Enjoying the Holidays through Dementia or Alzheimer's

Published: December 22, 2020




While many older adults with Alzheimer's or dementia have a desire to participate in holiday festivities, this time of year can also be extremely overwhelming. Added stress and over-stimulation from activities can lead to confusion, agitation, fidgeting, unpredictable behavior or mood swings.

Many families discover that simple modifications to beloved family traditions can create an enjoyable atmosphere for people with dementia. Here are a few helpful tips:


One of the easiest ways to ensure a frustration-free gathering is to have open, precise communication with family members to set expectations. Remember that dementia is a progressive disease that gets worse over time.
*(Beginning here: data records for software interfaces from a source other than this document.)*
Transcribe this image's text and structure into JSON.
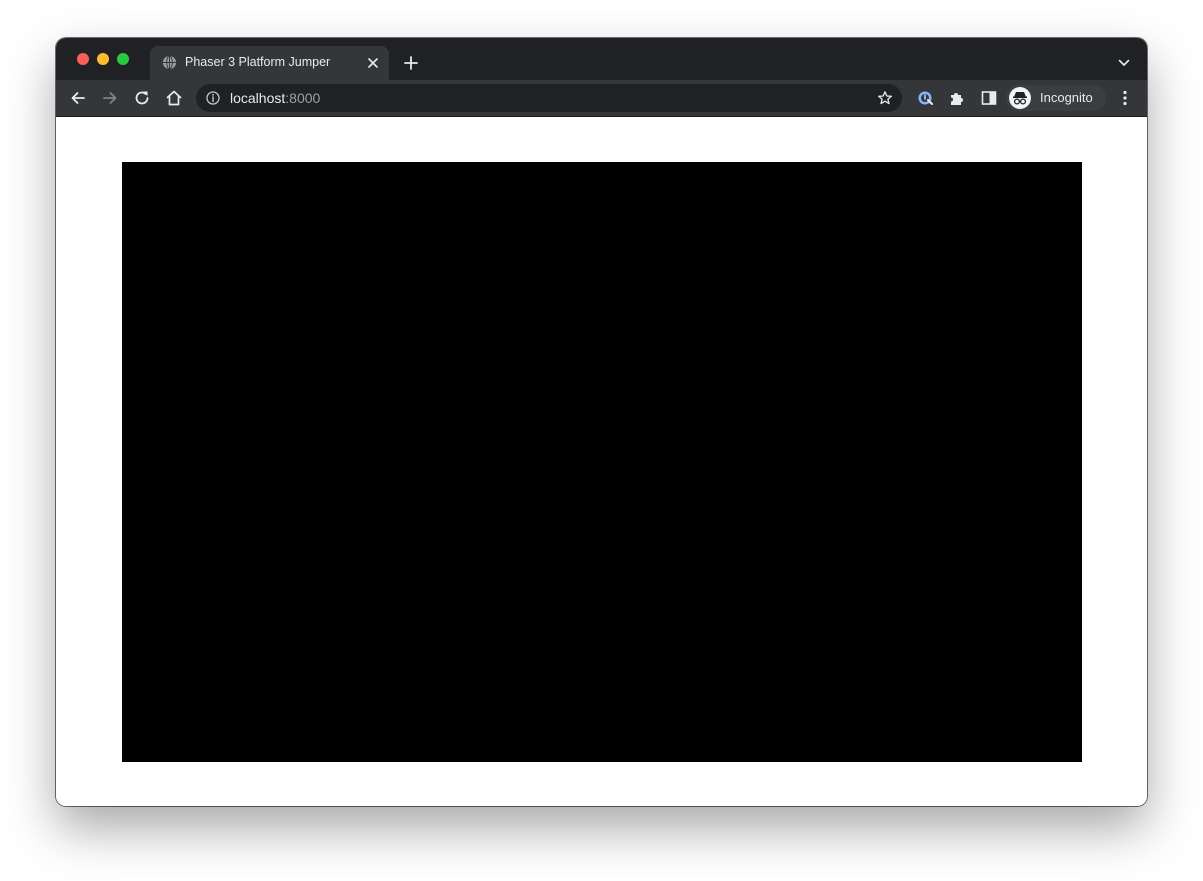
{
  "browser": {
    "tab": {
      "title": "Phaser 3 Platform Jumper",
      "favicon": "globe-icon"
    },
    "address_bar": {
      "host": "localhost",
      "port": ":8000"
    },
    "profile": {
      "label": "Incognito",
      "icon": "incognito-icon"
    }
  },
  "page": {
    "canvas_color": "#000000"
  }
}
Consider the length of time since visitors last saw your loved one. To avoid shocking family or friends, it is a good idea to update them on your older adult’s current condition before they come over. Be sure to offer help to family members who may not know what to say and do.  Be sure to give your family members enough time to absorb this information and ask questions before your gathering.

Consider their current daily routine when planning annual traditions. Deviations from familiar routines may cause stress, which can trigger challenging behavior. Determine easy modifications to help older adults participate and enjoy festivities, such as maintaining mealtime schedules or factoring in much-needed rest. To prevent older adults from becoming overtired or overstimulated, it’s important to pace activities and take frequent breaks.
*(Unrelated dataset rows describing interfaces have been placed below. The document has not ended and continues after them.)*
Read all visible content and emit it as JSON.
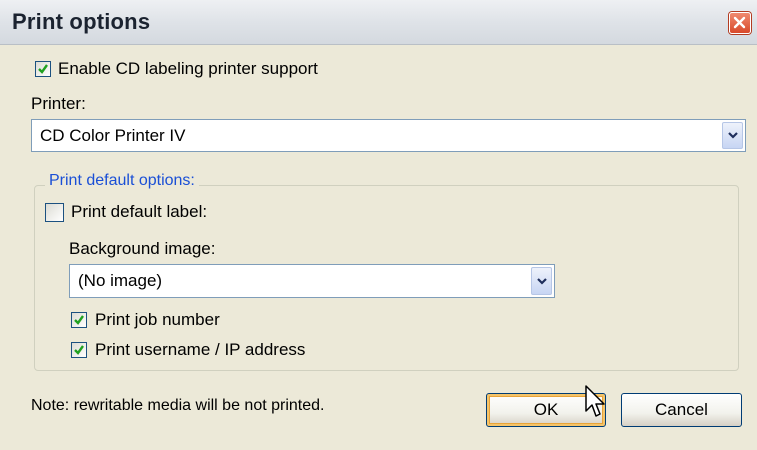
{
  "dialog": {
    "title": "Print options"
  },
  "enable_cd": {
    "label": "Enable CD labeling printer support",
    "checked": true
  },
  "printer": {
    "label": "Printer:",
    "value": "CD Color Printer IV"
  },
  "group": {
    "title": "Print default options:",
    "print_default_label": {
      "label": "Print default label:",
      "checked": false
    },
    "background_image": {
      "label": "Background image:",
      "value": "(No image)"
    },
    "print_job_number": {
      "label": "Print job number",
      "checked": true
    },
    "print_username": {
      "label": "Print username / IP address",
      "checked": true
    }
  },
  "note": "Note: rewritable media will be not printed.",
  "buttons": {
    "ok": "OK",
    "cancel": "Cancel"
  },
  "colors": {
    "group_title": "#1a4fd6",
    "check_mark": "#21a121",
    "close_button": "#d8492b"
  }
}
Opt for decorations that are chosen with care. While the holidays are filled with great beauty and eye-catching decorations, you don't want your loved one with dementia to become overstimulated, which can cause agitation.
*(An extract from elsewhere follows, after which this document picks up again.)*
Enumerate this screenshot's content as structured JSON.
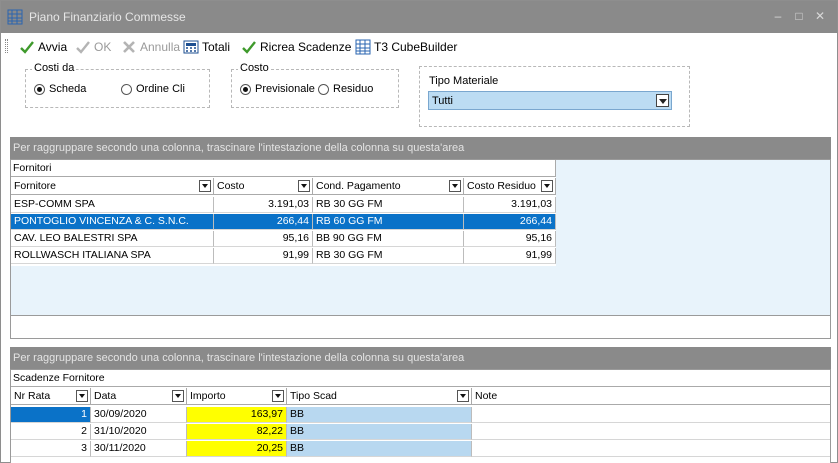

Seniors with dementia may enjoy holiday visitors as long as the visit isn’t overwhelming. However, remember that simply being included in the festivities brings joy and helps seniors with dementia enjoy the season.